(PROBLEM STATEMENT) When copying the entries below, leave out every picture and keep the rest exact.

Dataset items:
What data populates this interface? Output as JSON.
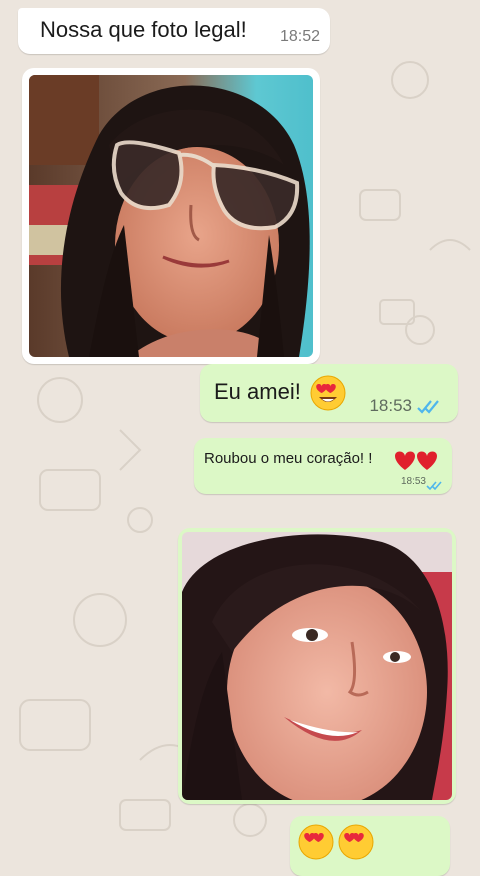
{
  "messages": [
    {
      "direction": "incoming",
      "type": "text",
      "text": "Nossa que foto legal!",
      "time": "18:52"
    },
    {
      "direction": "incoming",
      "type": "image",
      "alt": "selfie-sunglasses"
    },
    {
      "direction": "outgoing",
      "type": "text",
      "text": "Eu amei!",
      "emoji": "heart-eyes",
      "time": "18:53",
      "status": "read"
    },
    {
      "direction": "outgoing",
      "type": "text",
      "text": "Roubou o meu coração! !",
      "emoji": "two-red-hearts",
      "time": "18:53",
      "status": "read"
    },
    {
      "direction": "outgoing",
      "type": "image",
      "alt": "selfie-smile"
    },
    {
      "direction": "outgoing",
      "type": "emoji",
      "emoji": "heart-eyes x2"
    }
  ],
  "colors": {
    "incoming_bubble": "#ffffff",
    "outgoing_bubble": "#dcf8c6",
    "read_ticks": "#4fb6ec",
    "wallpaper": "#ece5dd"
  }
}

(OUTPUT OF THE TASK)
What data populates this interface? Output as JSON.
{
  "messages": [
    {
      "direction": "incoming",
      "type": "text",
      "text": "Nossa que foto legal!",
      "time": "18:52"
    },
    {
      "direction": "incoming",
      "type": "image",
      "alt": "selfie-sunglasses"
    },
    {
      "direction": "outgoing",
      "type": "text",
      "text": "Eu amei!",
      "emoji": "heart-eyes",
      "time": "18:53",
      "status": "read"
    },
    {
      "direction": "outgoing",
      "type": "text",
      "text": "Roubou o meu coração! !",
      "emoji": "two-red-hearts",
      "time": "18:53",
      "status": "read"
    },
    {
      "direction": "outgoing",
      "type": "image",
      "alt": "selfie-smile"
    },
    {
      "direction": "outgoing",
      "type": "emoji",
      "emoji": "heart-eyes x2"
    }
  ],
  "colors": {
    "incoming_bubble": "#ffffff",
    "outgoing_bubble": "#dcf8c6",
    "read_ticks": "#4fb6ec",
    "wallpaper": "#ece5dd"
  }
}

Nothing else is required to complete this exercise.